Known in the the US by its generic name Rimonabant, Acomplia is hailed as a miracle weight loss pill. It is considered an anoretic anti-obesity drug and the first CB1 receptor blocker to be approved for use. It has been made available to Europeans since 2006, but is still awaiting approval by the FDA. In Europe, Acomplia drug loss weight is indicated for use in conjunction with exercise and diet for patients who have a body mass index that is greater than 30 kg/m² (or greater than 27 kg/m² for those with risk factors, i.e. type 2 diabetes and dyslipidaemia).

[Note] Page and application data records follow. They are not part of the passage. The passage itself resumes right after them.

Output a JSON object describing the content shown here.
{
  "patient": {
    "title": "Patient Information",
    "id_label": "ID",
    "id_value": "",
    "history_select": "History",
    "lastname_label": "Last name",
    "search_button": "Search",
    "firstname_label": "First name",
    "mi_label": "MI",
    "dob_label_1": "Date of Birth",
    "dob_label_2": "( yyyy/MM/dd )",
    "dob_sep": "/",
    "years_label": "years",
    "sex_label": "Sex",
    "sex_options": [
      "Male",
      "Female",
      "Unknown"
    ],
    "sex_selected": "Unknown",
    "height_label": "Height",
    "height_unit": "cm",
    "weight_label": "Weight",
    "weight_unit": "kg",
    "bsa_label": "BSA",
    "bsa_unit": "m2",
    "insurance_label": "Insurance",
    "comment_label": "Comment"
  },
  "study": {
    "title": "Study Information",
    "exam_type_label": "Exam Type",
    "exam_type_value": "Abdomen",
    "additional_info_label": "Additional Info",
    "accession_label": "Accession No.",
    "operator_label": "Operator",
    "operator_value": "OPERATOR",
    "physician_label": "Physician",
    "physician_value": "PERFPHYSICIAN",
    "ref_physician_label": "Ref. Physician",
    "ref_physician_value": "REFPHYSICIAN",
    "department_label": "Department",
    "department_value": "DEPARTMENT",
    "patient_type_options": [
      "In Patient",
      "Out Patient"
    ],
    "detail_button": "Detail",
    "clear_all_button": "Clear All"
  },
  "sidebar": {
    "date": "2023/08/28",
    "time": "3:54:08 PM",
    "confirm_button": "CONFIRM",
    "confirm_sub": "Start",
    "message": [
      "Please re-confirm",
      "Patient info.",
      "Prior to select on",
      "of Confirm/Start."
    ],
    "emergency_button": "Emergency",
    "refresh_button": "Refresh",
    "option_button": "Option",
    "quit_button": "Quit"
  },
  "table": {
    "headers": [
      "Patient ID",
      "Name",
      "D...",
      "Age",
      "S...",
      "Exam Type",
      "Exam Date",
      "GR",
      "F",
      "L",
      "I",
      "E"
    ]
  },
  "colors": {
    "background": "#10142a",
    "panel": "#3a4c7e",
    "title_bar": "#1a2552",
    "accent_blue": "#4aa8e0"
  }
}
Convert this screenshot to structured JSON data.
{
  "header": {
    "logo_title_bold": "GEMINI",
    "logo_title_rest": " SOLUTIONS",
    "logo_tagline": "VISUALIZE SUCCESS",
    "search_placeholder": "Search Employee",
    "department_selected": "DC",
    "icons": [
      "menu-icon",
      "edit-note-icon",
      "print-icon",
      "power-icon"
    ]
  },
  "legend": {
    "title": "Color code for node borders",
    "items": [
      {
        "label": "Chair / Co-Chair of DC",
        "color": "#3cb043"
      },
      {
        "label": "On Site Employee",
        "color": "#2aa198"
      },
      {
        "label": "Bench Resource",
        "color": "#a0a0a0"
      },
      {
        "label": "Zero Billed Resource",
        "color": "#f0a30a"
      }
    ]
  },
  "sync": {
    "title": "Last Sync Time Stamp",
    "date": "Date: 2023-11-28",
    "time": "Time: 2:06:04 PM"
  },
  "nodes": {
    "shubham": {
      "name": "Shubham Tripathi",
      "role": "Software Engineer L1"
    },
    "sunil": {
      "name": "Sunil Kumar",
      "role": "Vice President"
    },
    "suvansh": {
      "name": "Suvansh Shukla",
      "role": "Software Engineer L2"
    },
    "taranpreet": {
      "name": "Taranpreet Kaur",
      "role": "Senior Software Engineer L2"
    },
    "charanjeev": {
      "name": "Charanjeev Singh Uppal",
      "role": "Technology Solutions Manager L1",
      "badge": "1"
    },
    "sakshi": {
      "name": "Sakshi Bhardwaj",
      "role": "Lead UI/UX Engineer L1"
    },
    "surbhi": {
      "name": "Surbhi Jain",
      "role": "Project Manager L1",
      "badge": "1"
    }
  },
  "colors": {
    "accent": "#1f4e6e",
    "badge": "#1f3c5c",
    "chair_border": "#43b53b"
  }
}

According to studies, Acomplia drug loss weight helps people lose weight, but not that much. It is also claimed to lower cardiac risk factors, reduces abdominal fat, helps increase good cholesterol, lowe blood pressure, and even help people stop smoking. A study made by the State University of Rio de Janeiro, Brazil, found that the use of Acomplia after a year produces a modest weight loss of about five percent. A 20 milligram pill is said to reduce 4.9 kilograms more body weight in trials with one-year results, translating to a weight loss of under 11 pounds. Not exactly something to go crazy about.
Acomplia drug loss weight works by suppressing the appetite, by targeting the brain cells involved in the "munchies," the same brain cells that cause addiction to marijuana and food. They help maintain a weight loss plan but do not directly cause you to lose weight. The study claims that patients who stayed on the 20 milligram dosage seemed to maintain weight loss compared to those who were intaking placebo pills, who in contrast gained significant weight. Side effects of rimonabant were found to include dizziness, head ache, nausea, joint pain, and diarrhea.